• Extracted records
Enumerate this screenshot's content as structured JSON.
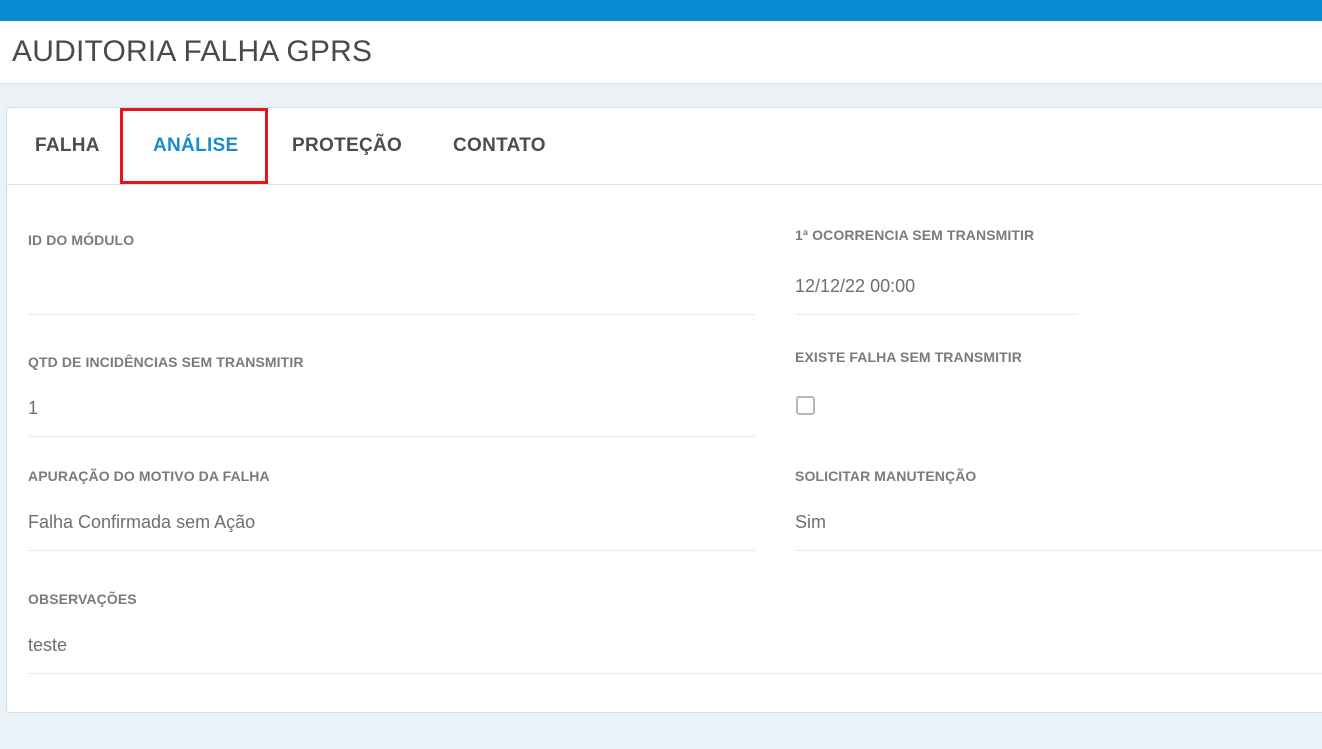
{
  "page": {
    "title": "AUDITORIA FALHA GPRS"
  },
  "tabs": [
    {
      "label": "FALHA"
    },
    {
      "label": "ANÁLISE"
    },
    {
      "label": "PROTEÇÃO"
    },
    {
      "label": "CONTATO"
    }
  ],
  "fields": {
    "id_modulo": {
      "label": "ID DO MÓDULO",
      "value": ""
    },
    "primeira_ocorrencia": {
      "label": "1ª OCORRENCIA SEM TRANSMITIR",
      "value": "12/12/22 00:00"
    },
    "qtd_incidencias": {
      "label": "QTD DE INCIDÊNCIAS SEM TRANSMITIR",
      "value": "1"
    },
    "existe_falha": {
      "label": "EXISTE FALHA SEM TRANSMITIR",
      "checked": false
    },
    "apuracao": {
      "label": "APURAÇÃO DO MOTIVO DA FALHA",
      "value": "Falha Confirmada sem Ação"
    },
    "solicitar_manutencao": {
      "label": "SOLICITAR MANUTENÇÃO",
      "value": "Sim"
    },
    "observacoes": {
      "label": "OBSERVAÇÕES",
      "value": "teste"
    }
  },
  "colors": {
    "accent": "#0a8ad0",
    "active_tab": "#1a8bcf",
    "highlight": "#e8151b"
  }
}
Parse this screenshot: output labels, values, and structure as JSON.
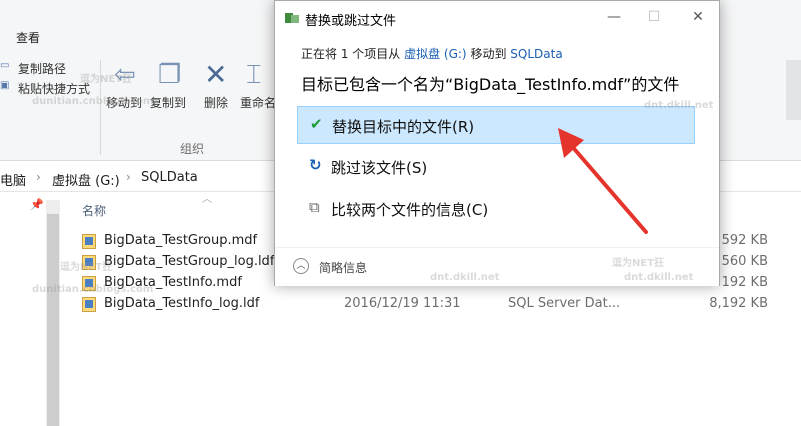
{
  "ribbon": {
    "tab_view": "查看",
    "copy_path": "复制路径",
    "paste_shortcut": "粘贴快捷方式",
    "move_to": "移动到",
    "copy_to": "复制到",
    "delete": "删除",
    "rename": "重命名",
    "group_organize": "组织"
  },
  "breadcrumb": [
    "电脑",
    "虚拟盘 (G:)",
    "SQLData"
  ],
  "columns": {
    "name": "名称"
  },
  "files": [
    {
      "name": "BigData_TestGroup.mdf",
      "date": "",
      "type": "",
      "size": "592 KB"
    },
    {
      "name": "BigData_TestGroup_log.ldf",
      "date": "",
      "type": "",
      "size": "560 KB"
    },
    {
      "name": "BigData_TestInfo.mdf",
      "date": "",
      "type": "",
      "size": "192 KB"
    },
    {
      "name": "BigData_TestInfo_log.ldf",
      "date": "2016/12/19 11:31",
      "type": "SQL Server Dat...",
      "size": "8,192 KB"
    }
  ],
  "dialog": {
    "title": "替换或跳过文件",
    "status_prefix": "正在将 1 个项目从",
    "status_source": "虚拟盘 (G:)",
    "status_mid": "移动到",
    "status_dest": "SQLData",
    "heading": "目标已包含一个名为“BigData_TestInfo.mdf”的文件",
    "options": [
      {
        "label": "替换目标中的文件(R)",
        "icon": "check-icon"
      },
      {
        "label": "跳过该文件(S)",
        "icon": "skip-icon"
      },
      {
        "label": "比较两个文件的信息(C)",
        "icon": "compare-icon"
      }
    ],
    "details_label": "简略信息",
    "minimize": "—",
    "maximize": "☐",
    "close": "✕"
  },
  "colors": {
    "accent": "#1a5fb4",
    "selected_bg": "#cce8ff",
    "check": "#1e9c3c",
    "arrow": "#e5342b"
  },
  "watermark": {
    "line1": "逗为NET狂",
    "line2": "dnt.dkill.net",
    "line3": "dunitian.cnblogs.com"
  }
}
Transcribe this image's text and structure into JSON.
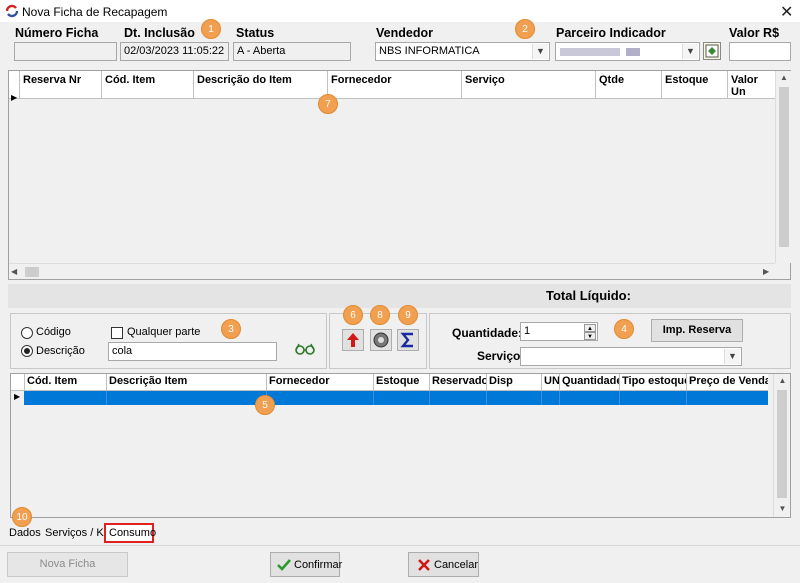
{
  "window": {
    "title": "Nova Ficha de Recapagem",
    "close_glyph": "✕"
  },
  "header": {
    "numero_ficha_label": "Número Ficha",
    "numero_ficha_value": "",
    "dt_inclusao_label": "Dt. Inclusão",
    "dt_inclusao_value": "02/03/2023 11:05:22",
    "status_label": "Status",
    "status_value": "A - Aberta",
    "vendedor_label": "Vendedor",
    "vendedor_value": "NBS INFORMATICA",
    "parceiro_label": "Parceiro Indicador",
    "parceiro_value": "",
    "valor_label": "Valor R$",
    "valor_value": ""
  },
  "badges": [
    "1",
    "2",
    "3",
    "4",
    "5",
    "6",
    "7",
    "8",
    "9",
    "10"
  ],
  "reserva_grid": {
    "columns": [
      "Reserva Nr",
      "Cód. Item",
      "Descrição do Item",
      "Fornecedor",
      "Serviço",
      "Qtde",
      "Estoque",
      "Valor Un"
    ]
  },
  "total_liquido_label": "Total Líquido:",
  "search": {
    "codigo_label": "Código",
    "descricao_label": "Descrição",
    "qualquer_parte_label": "Qualquer parte",
    "search_value": "cola",
    "selected_mode": "descricao"
  },
  "quantidade": {
    "label": "Quantidade:",
    "value": "1"
  },
  "servico": {
    "label": "Serviço:",
    "value": ""
  },
  "imp_reserva_label": "Imp. Reserva",
  "itens_grid": {
    "columns": [
      "Cód. Item",
      "Descrição Item",
      "Fornecedor",
      "Estoque",
      "Reservado",
      "Disp",
      "UN",
      "Quantidade",
      "Tipo estoque",
      "Preço de Venda"
    ]
  },
  "tabs": [
    "Dados",
    "Serviços / Kit",
    "Consumo"
  ],
  "active_tab": "Consumo",
  "footer": {
    "nova_ficha_label": "Nova Ficha",
    "confirmar_label": "Confirmar",
    "cancelar_label": "Cancelar"
  },
  "colors": {
    "accent_badge": "#f0a050",
    "selection": "#0078d7",
    "active_tab_border": "#e02020"
  },
  "icons": [
    "app-icon",
    "glasses-icon",
    "up-arrow-icon",
    "wheel-icon",
    "sigma-icon",
    "spin-up-icon",
    "spin-down-icon",
    "check-icon",
    "x-icon",
    "partner-lookup-icon",
    "chevron-down-icon"
  ]
}
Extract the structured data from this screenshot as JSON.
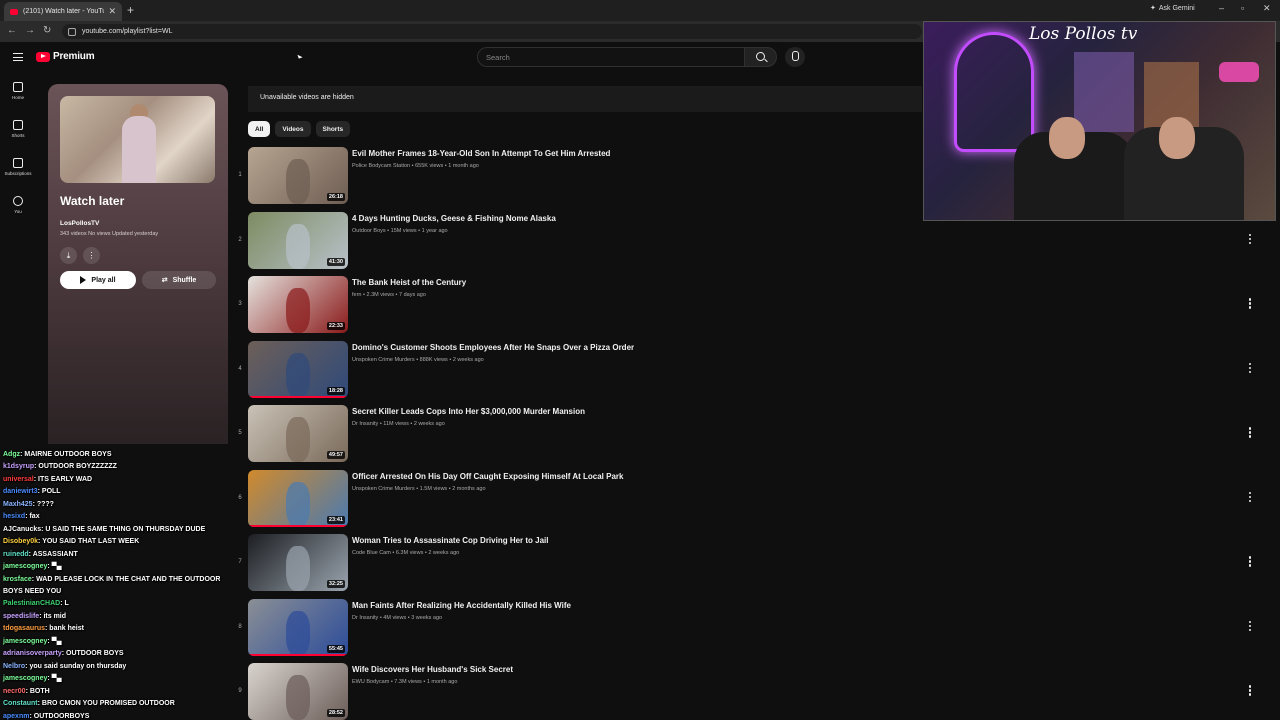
{
  "browser": {
    "tab_title": "(2101) Watch later - YouTube",
    "new_tab": "+",
    "url": "youtube.com/playlist?list=WL",
    "gemini_label": "Ask Gemini",
    "min": "–",
    "max": "▫",
    "close": "✕",
    "back": "←",
    "forward": "→",
    "reload": "↻"
  },
  "masthead": {
    "logo_text": "Premium",
    "search_placeholder": "Search"
  },
  "guide": {
    "items": [
      {
        "label": "Home",
        "icon": "home-icon"
      },
      {
        "label": "Shorts",
        "icon": "shorts-icon"
      },
      {
        "label": "Subscriptions",
        "icon": "subscriptions-icon"
      },
      {
        "label": "You",
        "icon": "you-icon"
      }
    ]
  },
  "playlist": {
    "title": "Watch later",
    "owner": "LosPollosTV",
    "meta": "343 videos  No views  Updated yesterday",
    "download_glyph": "⤓",
    "more_glyph": "⋮",
    "play_all": "Play all",
    "shuffle_glyph": "⇄",
    "shuffle": "Shuffle"
  },
  "notice": "Unavailable videos are hidden",
  "chips": [
    "All",
    "Videos",
    "Shorts"
  ],
  "videos": [
    {
      "index": "1",
      "title": "Evil Mother Frames 18-Year-Old Son In Attempt To Get Him Arrested",
      "channel": "Police Bodycam Station",
      "views": "655K views",
      "age": "1 month ago",
      "duration": "26:18",
      "colors": [
        "#b7a592",
        "#6e5d52"
      ],
      "progress": 0
    },
    {
      "index": "2",
      "title": "4 Days Hunting Ducks, Geese & Fishing Nome Alaska",
      "channel": "Outdoor Boys",
      "views": "15M views",
      "age": "1 year ago",
      "duration": "41:30",
      "colors": [
        "#7d8c62",
        "#b8c1c9"
      ],
      "progress": 0
    },
    {
      "index": "3",
      "title": "The Bank Heist of the Century",
      "channel": "fern",
      "views": "2.3M views",
      "age": "7 days ago",
      "duration": "22:33",
      "colors": [
        "#e5e2de",
        "#8a1a1a"
      ],
      "progress": 0
    },
    {
      "index": "4",
      "title": "Domino's Customer Shoots Employees After He Snaps Over a Pizza Order",
      "channel": "Unspoken Crime Murders",
      "views": "888K views",
      "age": "2 weeks ago",
      "duration": "18:28",
      "colors": [
        "#6d5f58",
        "#2f4a7a"
      ],
      "progress": 1
    },
    {
      "index": "5",
      "title": "Secret Killer Leads Cops Into Her $3,000,000 Murder Mansion",
      "channel": "Dr Insanity",
      "views": "11M views",
      "age": "2 weeks ago",
      "duration": "49:57",
      "colors": [
        "#c9c2b6",
        "#7a6a5a"
      ],
      "progress": 0
    },
    {
      "index": "6",
      "title": "Officer Arrested On His Day Off Caught Exposing Himself At Local Park",
      "channel": "Unspoken Crime Murders",
      "views": "1.5M views",
      "age": "2 months ago",
      "duration": "23:41",
      "colors": [
        "#d18a2c",
        "#4a7ab0"
      ],
      "progress": 1
    },
    {
      "index": "7",
      "title": "Woman Tries to Assassinate Cop Driving Her to Jail",
      "channel": "Code Blue Cam",
      "views": "6.3M views",
      "age": "2 weeks ago",
      "duration": "32:25",
      "colors": [
        "#1c1e22",
        "#9aa4ae"
      ],
      "progress": 0
    },
    {
      "index": "8",
      "title": "Man Faints After Realizing He Accidentally Killed His Wife",
      "channel": "Dr Insanity",
      "views": "4M views",
      "age": "3 weeks ago",
      "duration": "55:45",
      "colors": [
        "#8b8f95",
        "#2c4c9a"
      ],
      "progress": 1
    },
    {
      "index": "9",
      "title": "Wife Discovers Her Husband's Sick Secret",
      "channel": "EWU Bodycam",
      "views": "7.3M views",
      "age": "1 month ago",
      "duration": "28:52",
      "colors": [
        "#d9d4cf",
        "#6b5d58"
      ],
      "progress": 0
    }
  ],
  "webcam": {
    "signature": "Los Pollos tv"
  },
  "chat": [
    {
      "user": "Adgz",
      "text": "MAIRNE OUTDOOR BOYS",
      "color": "#7dfc9a"
    },
    {
      "user": "k1dsyrup",
      "text": "OUTDOOR BOYZZZZZZ",
      "color": "#c8a2ff"
    },
    {
      "user": "universal",
      "text": "ITS EARLY WAD",
      "color": "#ff3b3b"
    },
    {
      "user": "daniewirt3",
      "text": "POLL",
      "color": "#4a8cff"
    },
    {
      "user": "Maxh425",
      "text": "????",
      "color": "#8ab4ff"
    },
    {
      "user": "hesixd",
      "text": "fax",
      "color": "#4a8cff"
    },
    {
      "user": "AJCanucks",
      "text": "U SAID THE SAME THING ON THURSDAY DUDE",
      "color": "#ffffff"
    },
    {
      "user": "Disobey0k",
      "text": "YOU SAID THAT LAST WEEK",
      "color": "#ffd23f"
    },
    {
      "user": "ruinedd",
      "text": "ASSASSIANT",
      "color": "#5fe0c8"
    },
    {
      "user": "jamescogney",
      "text": "▀▄",
      "color": "#7dfc9a"
    },
    {
      "user": "krosface",
      "text": "WAD PLEASE LOCK IN THE CHAT AND THE OUTDOOR BOYS NEED YOU",
      "color": "#7dfc9a"
    },
    {
      "user": "PalestinianCHAD",
      "text": "L",
      "color": "#3ccf6e"
    },
    {
      "user": "speedislife",
      "text": "its mid",
      "color": "#c8a2ff"
    },
    {
      "user": "tdogasaurus",
      "text": "bank heist",
      "color": "#ff9f43"
    },
    {
      "user": "jamescogney",
      "text": "▀▄",
      "color": "#7dfc9a"
    },
    {
      "user": "adrianisoverparty",
      "text": "OUTDOOR BOYS",
      "color": "#c8a2ff"
    },
    {
      "user": "Nelbro",
      "text": "you said sunday on thursday",
      "color": "#8ab4ff"
    },
    {
      "user": "jamescogney",
      "text": "▀▄",
      "color": "#7dfc9a"
    },
    {
      "user": "necr00",
      "text": "BOTH",
      "color": "#ff6b6b"
    },
    {
      "user": "Constaunt",
      "text": "BRO CMON YOU PROMISED OUTDOOR",
      "color": "#5fe0c8"
    },
    {
      "user": "apexnm",
      "text": "OUTDOORBOYS",
      "color": "#4a8cff"
    }
  ]
}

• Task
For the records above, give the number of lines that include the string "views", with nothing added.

• Response to this task
10